**Exercise details:** A faithful copy of every entry is the goal; keep the images out of it.

──────── Raw data ────────

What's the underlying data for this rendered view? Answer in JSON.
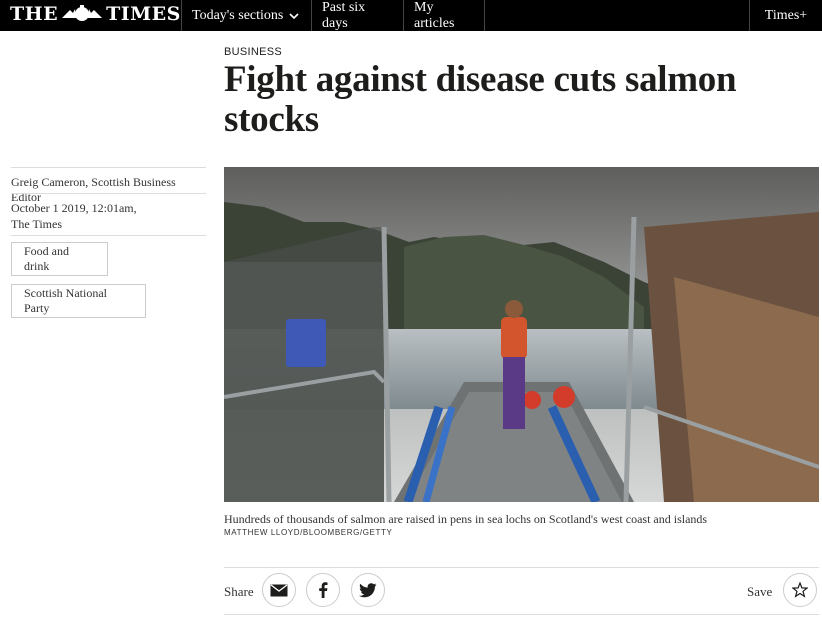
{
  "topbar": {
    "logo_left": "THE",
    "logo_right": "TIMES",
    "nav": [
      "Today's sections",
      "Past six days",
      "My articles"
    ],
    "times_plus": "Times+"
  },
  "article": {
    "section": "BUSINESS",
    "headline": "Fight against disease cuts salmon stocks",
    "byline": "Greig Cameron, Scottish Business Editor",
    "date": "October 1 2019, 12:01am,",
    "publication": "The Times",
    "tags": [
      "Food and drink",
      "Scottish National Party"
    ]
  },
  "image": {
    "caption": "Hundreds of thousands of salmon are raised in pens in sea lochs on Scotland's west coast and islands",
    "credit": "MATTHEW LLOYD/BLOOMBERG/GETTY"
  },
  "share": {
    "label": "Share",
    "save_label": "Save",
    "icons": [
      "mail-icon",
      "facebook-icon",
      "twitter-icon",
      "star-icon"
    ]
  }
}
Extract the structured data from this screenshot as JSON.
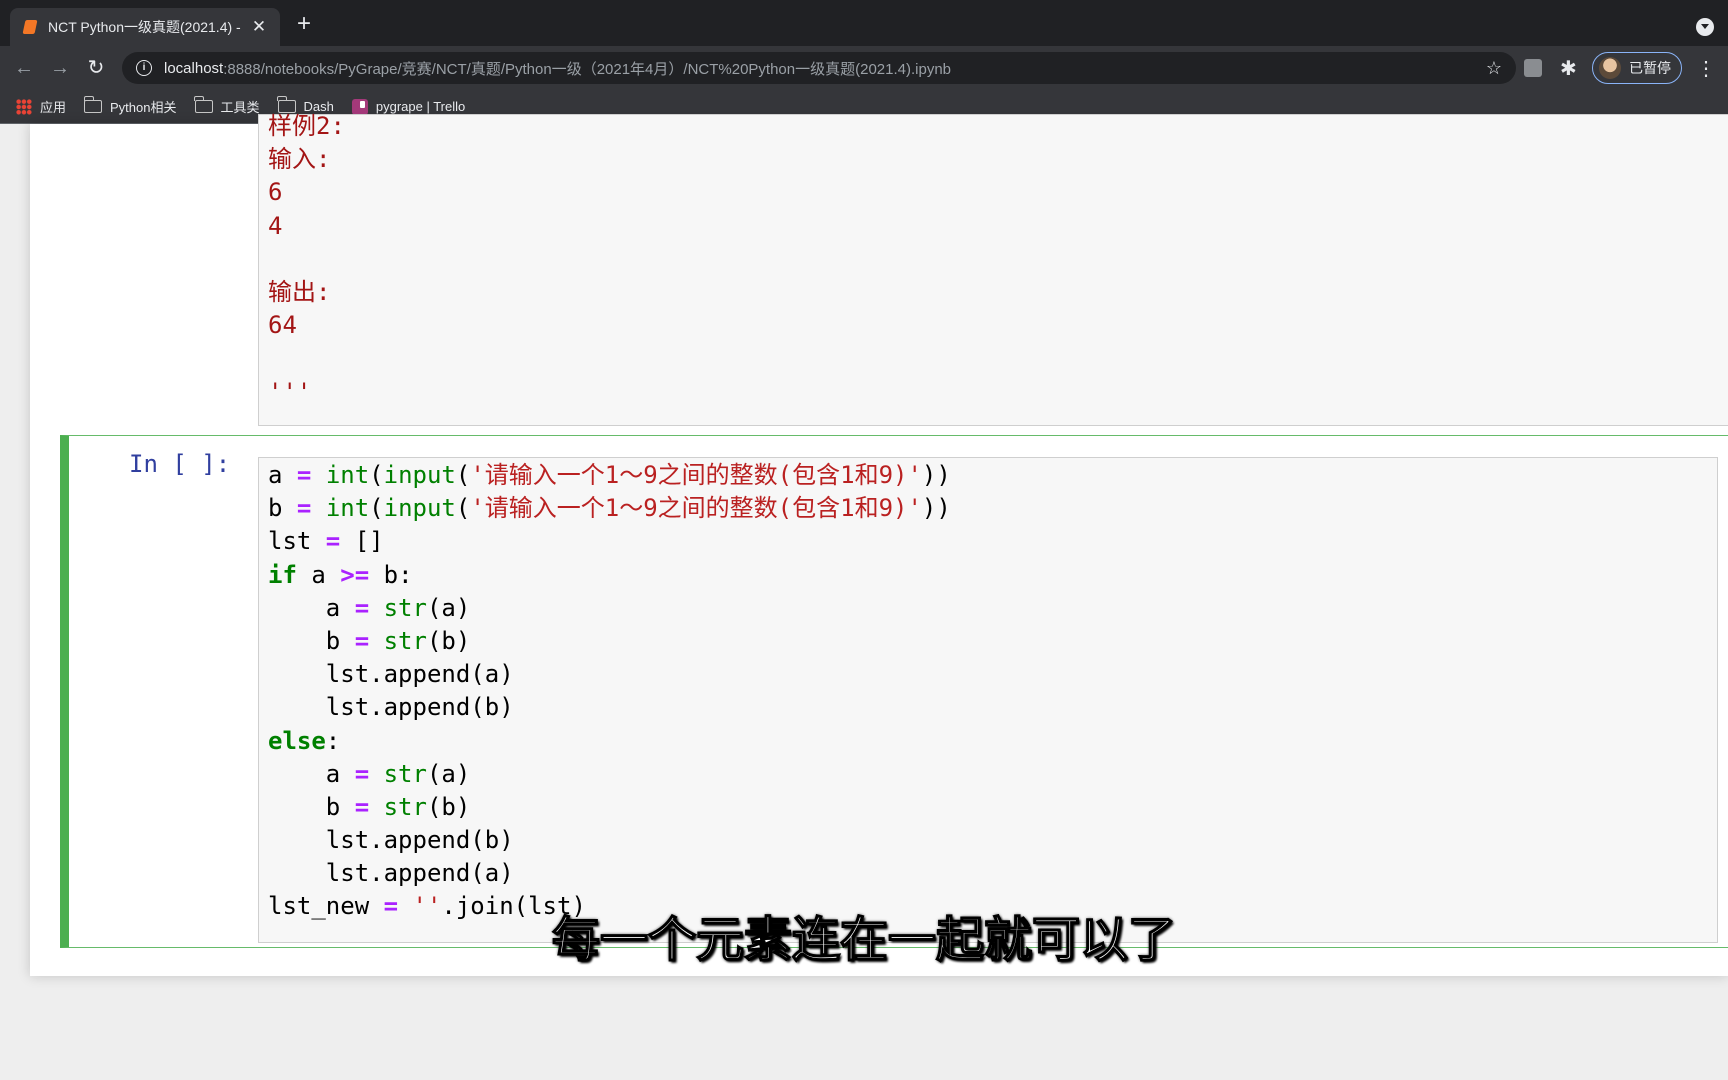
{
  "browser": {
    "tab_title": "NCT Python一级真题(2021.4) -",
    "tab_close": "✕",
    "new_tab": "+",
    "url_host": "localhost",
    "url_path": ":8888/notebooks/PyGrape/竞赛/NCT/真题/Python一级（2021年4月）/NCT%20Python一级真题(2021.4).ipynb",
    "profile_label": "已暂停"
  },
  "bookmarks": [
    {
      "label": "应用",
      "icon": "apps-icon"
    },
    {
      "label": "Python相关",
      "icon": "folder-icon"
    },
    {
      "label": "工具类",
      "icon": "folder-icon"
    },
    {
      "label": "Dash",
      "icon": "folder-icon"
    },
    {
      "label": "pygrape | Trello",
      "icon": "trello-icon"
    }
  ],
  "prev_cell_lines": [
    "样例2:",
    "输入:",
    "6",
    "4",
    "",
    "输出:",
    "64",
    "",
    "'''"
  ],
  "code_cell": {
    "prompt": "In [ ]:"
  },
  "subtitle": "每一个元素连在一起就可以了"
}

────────

**Response below:**
What's the underlying data for this rendered view? Answer in JSON.
{
  "topbar": {
    "logo_left": "THE",
    "logo_right": "TIMES",
    "nav": [
      "Today's sections",
      "Past six days",
      "My articles"
    ],
    "times_plus": "Times+"
  },
  "article": {
    "section": "BUSINESS",
    "headline": "Fight against disease cuts salmon stocks",
    "byline": "Greig Cameron, Scottish Business Editor",
    "date": "October 1 2019, 12:01am,",
    "publication": "The Times",
    "tags": [
      "Food and drink",
      "Scottish National Party"
    ]
  },
  "image": {
    "caption": "Hundreds of thousands of salmon are raised in pens in sea lochs on Scotland's west coast and islands",
    "credit": "MATTHEW LLOYD/BLOOMBERG/GETTY"
  },
  "share": {
    "label": "Share",
    "save_label": "Save",
    "icons": [
      "mail-icon",
      "facebook-icon",
      "twitter-icon",
      "star-icon"
    ]
  }
}
Extract the structured data from this screenshot as JSON.
{
  "browser": {
    "tab_title": "NCT Python一级真题(2021.4) -",
    "tab_close": "✕",
    "new_tab": "+",
    "url_host": "localhost",
    "url_path": ":8888/notebooks/PyGrape/竞赛/NCT/真题/Python一级（2021年4月）/NCT%20Python一级真题(2021.4).ipynb",
    "profile_label": "已暂停"
  },
  "bookmarks": [
    {
      "label": "应用",
      "icon": "apps-icon"
    },
    {
      "label": "Python相关",
      "icon": "folder-icon"
    },
    {
      "label": "工具类",
      "icon": "folder-icon"
    },
    {
      "label": "Dash",
      "icon": "folder-icon"
    },
    {
      "label": "pygrape | Trello",
      "icon": "trello-icon"
    }
  ],
  "prev_cell_lines": [
    "样例2:",
    "输入:",
    "6",
    "4",
    "",
    "输出:",
    "64",
    "",
    "'''"
  ],
  "code_cell": {
    "prompt": "In [ ]:"
  },
  "subtitle": "每一个元素连在一起就可以了"
}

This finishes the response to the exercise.